Ripberger, Joseph T., Geoboo Song, Matthew C. Nowlin, Michael D. Jones, and Hank C. Jenkins-Smith. 2012. “Reconsidering the Relationship between Cultural Theory, Political Ideology, and Political Knowledge.” Social Science Quarterly 93:713-731.
Abstract: Social scientists from a variety of disciplines have employed concepts drawn from cultural theory (CT) to explain preferences across an array of issues. Recent research has challenged key elements of CT in a number of ways, perhaps most importantly by arguing that cultural types are simply another formulation of political ideology, and that only politically knowledgeable respondents reliably utilize either cultural or ideological categories in formulating preferences. This study reconsiders and expands upon this contention.
Ripberger, Joseph T. 2011. "Capturing Curiosity: Using Internet Search Trends to Measure Public Attentiveness." Policy Studies Journal 39 (2): 239-259.
Abstract: While scholars have made great strides in formulating theories and measuring public attention, "most important problem" and media-based indicators are less than ideal measures. In order to address this shortcoming, this article borrows from health-care epidemiology to measure public attention based on Internet search trends. In doing so, it reviews the innovative ways in which scientists have used search activity to track the spread of infectious disease, discusses the ease and flexibility with which search data can be gathered, and then subjects a Google-based search measure to a series of validity tests. In particular, the analysis subjects the proposed measure to a battery of visual and statistical tests for convergent validity by comparing it with the most commonly used media-based measure of public attention?issue coverage in the New York Times. Across a range of policy issues (health care, global warming, and terrorism), the proposed measure demonstrates convergent validity. The article concludes by posing a series of important questions that the new measure will allow researchers to address.

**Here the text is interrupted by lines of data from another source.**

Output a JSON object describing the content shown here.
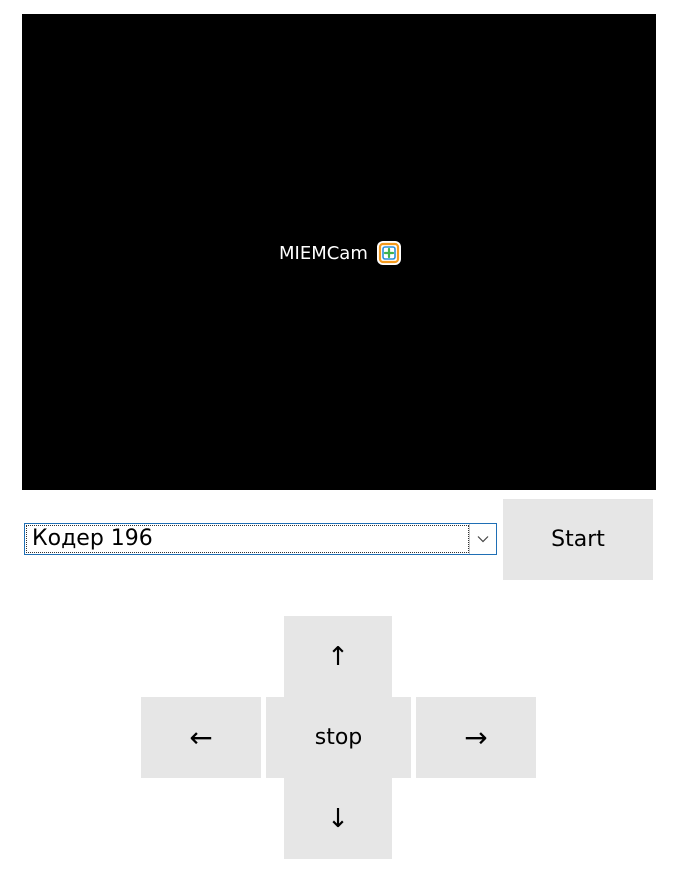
{
  "video": {
    "logo_text": "MIEMCam",
    "logo_icon": "miem-plus-icon",
    "background_color": "#000000"
  },
  "encoder_select": {
    "selected": "Кодер 196",
    "arrow_icon": "chevron-down-icon"
  },
  "buttons": {
    "start": "Start",
    "up": "↑",
    "left": "←",
    "stop": "stop",
    "right": "→",
    "down": "↓"
  },
  "colors": {
    "button_bg": "#e6e6e6",
    "select_border": "#1f6fb5",
    "logo_orange": "#f39a1e",
    "logo_blue": "#2a8fd8",
    "logo_green": "#3fb34f"
  }
}
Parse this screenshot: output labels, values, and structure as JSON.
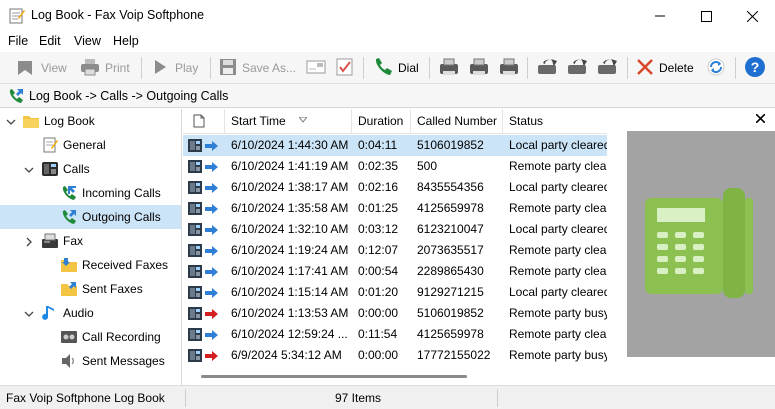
{
  "window": {
    "title": "Log Book - Fax Voip Softphone"
  },
  "menu": [
    "File",
    "Edit",
    "View",
    "Help"
  ],
  "toolbar": {
    "view_label": "View",
    "print_label": "Print",
    "play_label": "Play",
    "save_as_label": "Save As...",
    "dial_label": "Dial",
    "delete_label": "Delete"
  },
  "breadcrumb": "Log Book -> Calls -> Outgoing Calls",
  "tree": {
    "log_book": "Log Book",
    "general": "General",
    "calls": "Calls",
    "incoming_calls": "Incoming Calls",
    "outgoing_calls": "Outgoing Calls",
    "fax": "Fax",
    "received_faxes": "Received Faxes",
    "sent_faxes": "Sent Faxes",
    "audio": "Audio",
    "call_recording": "Call Recording",
    "sent_messages": "Sent Messages"
  },
  "grid": {
    "columns": [
      "Start Time",
      "Duration",
      "Called Number",
      "Status"
    ],
    "rows": [
      {
        "start": "6/10/2024 1:44:30 AM",
        "duration": "0:04:11",
        "number": "5106019852",
        "status": "Local party cleared",
        "arrow": "blue"
      },
      {
        "start": "6/10/2024 1:41:19 AM",
        "duration": "0:02:35",
        "number": "500",
        "status": "Remote party cleared",
        "arrow": "blue"
      },
      {
        "start": "6/10/2024 1:38:17 AM",
        "duration": "0:02:16",
        "number": "8435554356",
        "status": "Local party cleared",
        "arrow": "blue"
      },
      {
        "start": "6/10/2024 1:35:58 AM",
        "duration": "0:01:25",
        "number": "4125659978",
        "status": "Remote party cleared",
        "arrow": "blue"
      },
      {
        "start": "6/10/2024 1:32:10 AM",
        "duration": "0:03:12",
        "number": "6123210047",
        "status": "Local party cleared",
        "arrow": "blue"
      },
      {
        "start": "6/10/2024 1:19:24 AM",
        "duration": "0:12:07",
        "number": "2073635517",
        "status": "Remote party cleared",
        "arrow": "blue"
      },
      {
        "start": "6/10/2024 1:17:41 AM",
        "duration": "0:00:54",
        "number": "2289865430",
        "status": "Remote party cleared",
        "arrow": "blue"
      },
      {
        "start": "6/10/2024 1:15:14 AM",
        "duration": "0:01:20",
        "number": "9129271215",
        "status": "Local party cleared",
        "arrow": "blue"
      },
      {
        "start": "6/10/2024 1:13:53 AM",
        "duration": "0:00:00",
        "number": "5106019852",
        "status": "Remote party busy",
        "arrow": "red"
      },
      {
        "start": "6/10/2024 12:59:24 ...",
        "duration": "0:11:54",
        "number": "4125659978",
        "status": "Remote party cleared",
        "arrow": "blue"
      },
      {
        "start": "6/9/2024 5:34:12 AM",
        "duration": "0:00:00",
        "number": "17772155022",
        "status": "Remote party busy",
        "arrow": "red"
      }
    ]
  },
  "status": {
    "left": "Fax Voip Softphone Log Book",
    "count": "97 Items"
  },
  "colors": {
    "selection": "#cce4f7",
    "arrow_blue": "#2f7fd6",
    "arrow_red": "#d42020",
    "phone_green": "#8cc152"
  }
}
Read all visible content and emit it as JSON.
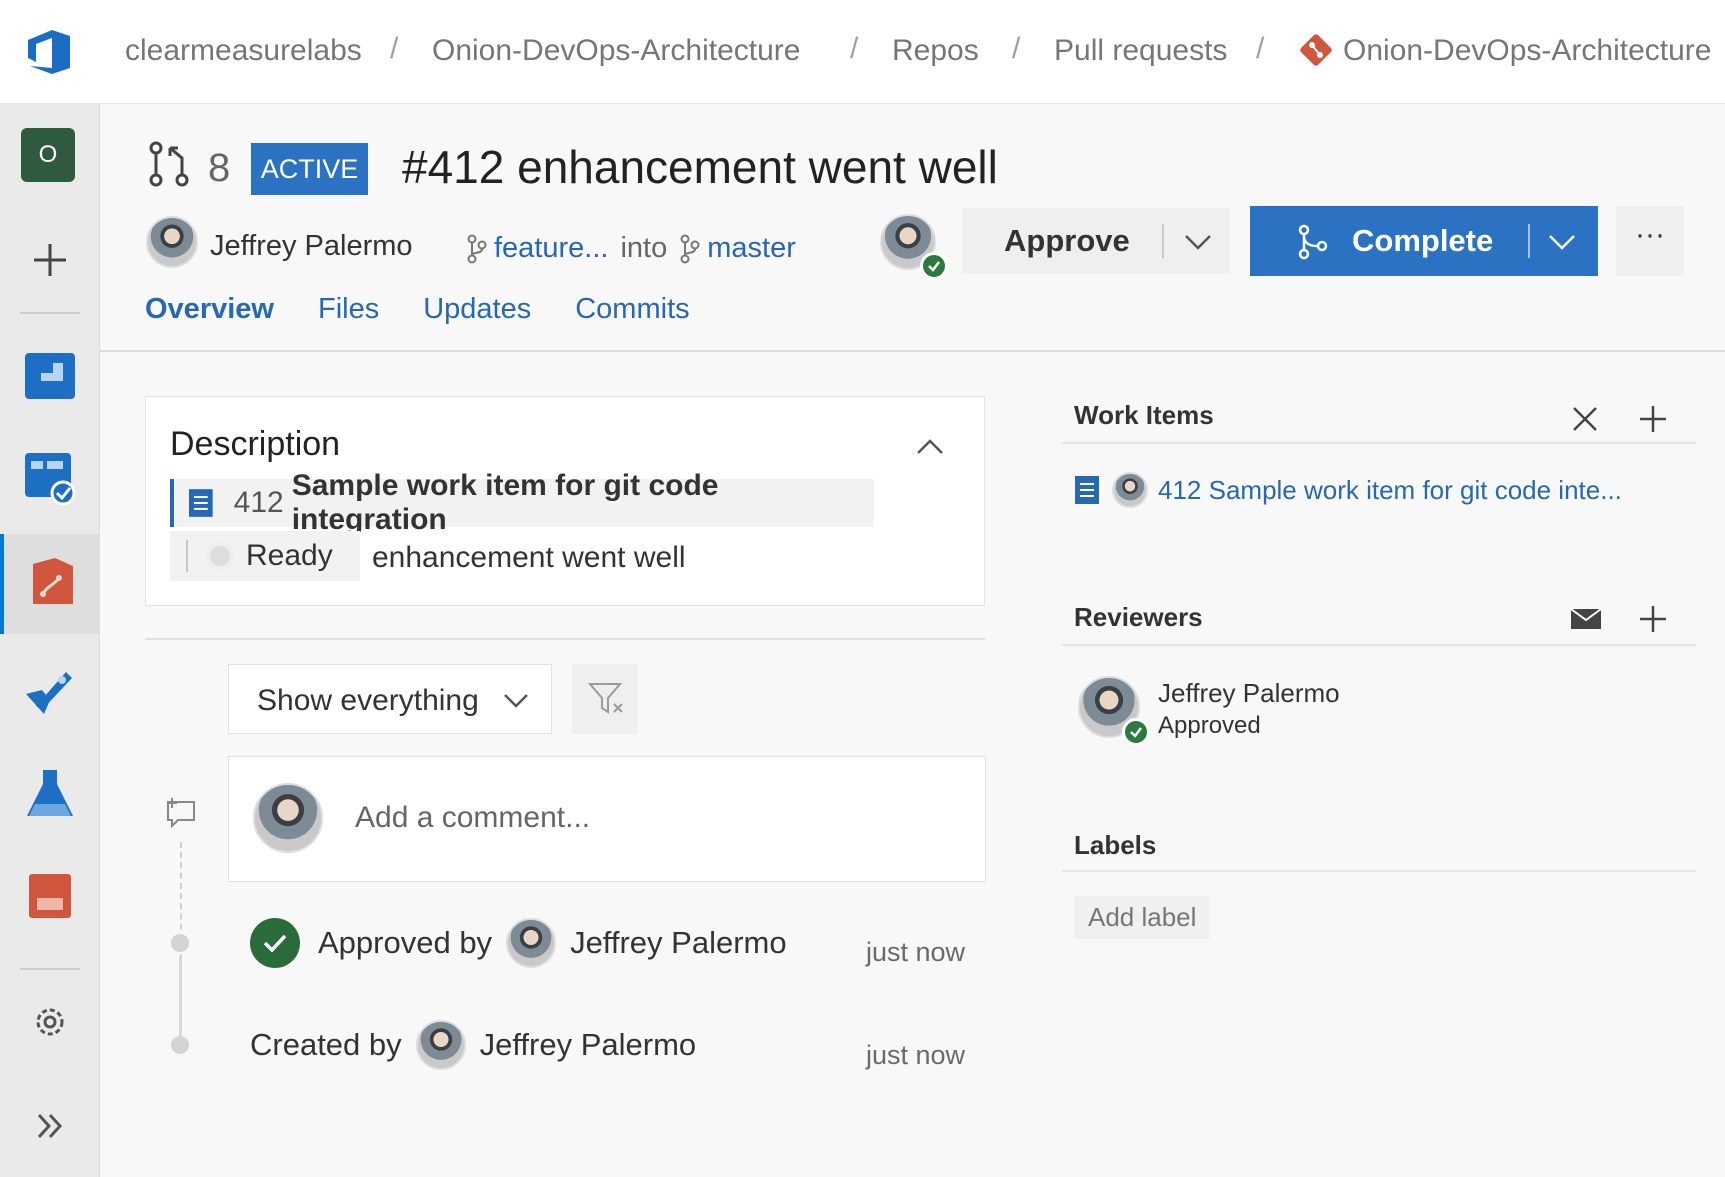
{
  "breadcrumb": {
    "org": "clearmeasurelabs",
    "project": "Onion-DevOps-Architecture",
    "section": "Repos",
    "page": "Pull requests",
    "repo": "Onion-DevOps-Architecture",
    "separator": "/"
  },
  "nav": {
    "org_initial": "O",
    "items": [
      "overview-icon",
      "boards-icon",
      "repos-icon",
      "pipelines-icon",
      "test-plans-icon",
      "artifacts-icon",
      "settings-icon",
      "expand-icon"
    ]
  },
  "pr": {
    "id": "8",
    "status": "ACTIVE",
    "title": "#412 enhancement went well",
    "author": "Jeffrey Palermo",
    "source_branch": "feature...",
    "into_text": "into",
    "target_branch": "master"
  },
  "actions": {
    "approve_label": "Approve",
    "complete_label": "Complete",
    "more_label": "···"
  },
  "tabs": [
    "Overview",
    "Files",
    "Updates",
    "Commits"
  ],
  "description": {
    "title": "Description",
    "work_item_number": "412",
    "work_item_title": "Sample work item for git code integration",
    "state_label": "Ready",
    "text": "enhancement went well"
  },
  "filter": {
    "selected": "Show everything"
  },
  "comment": {
    "placeholder": "Add a comment..."
  },
  "activity": [
    {
      "prefix": "Approved by",
      "user": "Jeffrey Palermo",
      "time": "just now"
    },
    {
      "prefix": "Created by",
      "user": "Jeffrey Palermo",
      "time": "just now"
    }
  ],
  "side": {
    "work_items_title": "Work Items",
    "work_item_link": "412 Sample work item for git code inte...",
    "reviewers_title": "Reviewers",
    "reviewer_name": "Jeffrey Palermo",
    "reviewer_status": "Approved",
    "labels_title": "Labels",
    "add_label": "Add label"
  },
  "colors": {
    "accent": "#2b73c2",
    "link": "#2668b3",
    "approved": "#2a7a3f",
    "repo_icon": "#d0573d"
  }
}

Substantive Focus:
Environmental Policy SECONDARY
Defense and Security
Science and Technology Policy PRIMARY

Theoretical Focus:
Policy Process Theory PRIMARY
Agenda-Setting, Adoption, and Implementation
Public Opinion SECONDARY